EXERCISE INPUT:
-- Opening Marker --
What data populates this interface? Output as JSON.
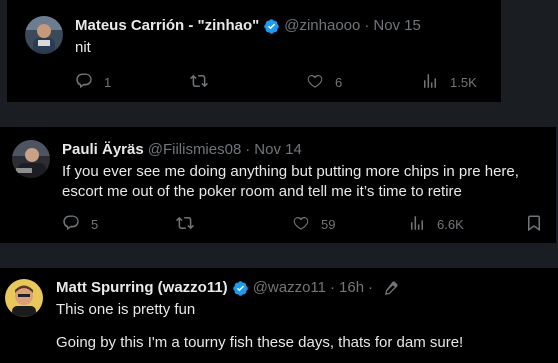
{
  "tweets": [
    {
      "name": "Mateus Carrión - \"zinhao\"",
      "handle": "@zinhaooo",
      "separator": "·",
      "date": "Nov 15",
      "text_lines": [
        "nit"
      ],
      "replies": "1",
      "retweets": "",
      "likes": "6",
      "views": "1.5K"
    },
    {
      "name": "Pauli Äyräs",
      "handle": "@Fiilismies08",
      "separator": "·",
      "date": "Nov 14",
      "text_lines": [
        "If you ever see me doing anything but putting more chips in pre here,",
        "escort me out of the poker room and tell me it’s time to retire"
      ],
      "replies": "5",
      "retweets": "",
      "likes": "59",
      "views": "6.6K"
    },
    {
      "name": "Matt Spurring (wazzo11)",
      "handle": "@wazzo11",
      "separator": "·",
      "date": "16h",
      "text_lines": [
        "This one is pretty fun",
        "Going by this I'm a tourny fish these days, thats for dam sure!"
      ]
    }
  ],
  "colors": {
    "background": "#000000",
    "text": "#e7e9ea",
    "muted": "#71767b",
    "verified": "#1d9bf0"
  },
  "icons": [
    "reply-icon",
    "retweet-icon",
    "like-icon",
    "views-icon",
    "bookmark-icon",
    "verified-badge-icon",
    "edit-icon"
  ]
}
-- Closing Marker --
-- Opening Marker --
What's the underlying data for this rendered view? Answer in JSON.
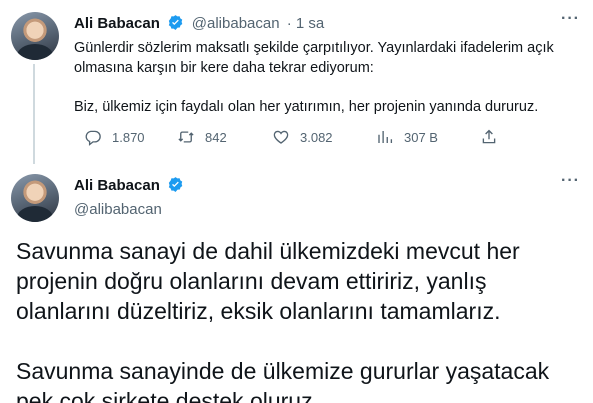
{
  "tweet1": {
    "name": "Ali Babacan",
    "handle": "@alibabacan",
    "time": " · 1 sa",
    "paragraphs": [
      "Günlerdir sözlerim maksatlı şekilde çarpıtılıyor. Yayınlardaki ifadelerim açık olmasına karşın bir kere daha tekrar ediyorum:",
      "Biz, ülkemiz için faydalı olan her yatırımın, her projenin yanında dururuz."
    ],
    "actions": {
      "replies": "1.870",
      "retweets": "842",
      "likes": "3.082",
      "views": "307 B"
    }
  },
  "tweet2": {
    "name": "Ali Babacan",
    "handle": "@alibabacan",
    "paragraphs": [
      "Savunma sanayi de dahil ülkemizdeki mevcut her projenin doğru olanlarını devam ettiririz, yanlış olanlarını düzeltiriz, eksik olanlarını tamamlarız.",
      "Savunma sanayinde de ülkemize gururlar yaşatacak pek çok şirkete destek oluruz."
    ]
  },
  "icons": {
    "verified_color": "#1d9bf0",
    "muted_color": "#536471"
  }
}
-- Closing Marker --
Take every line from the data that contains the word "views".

EXERCISE SOLUTION:
      "views": "1.5K"
      "views": "6.6K"
    "views-icon",
      "views": "307 B"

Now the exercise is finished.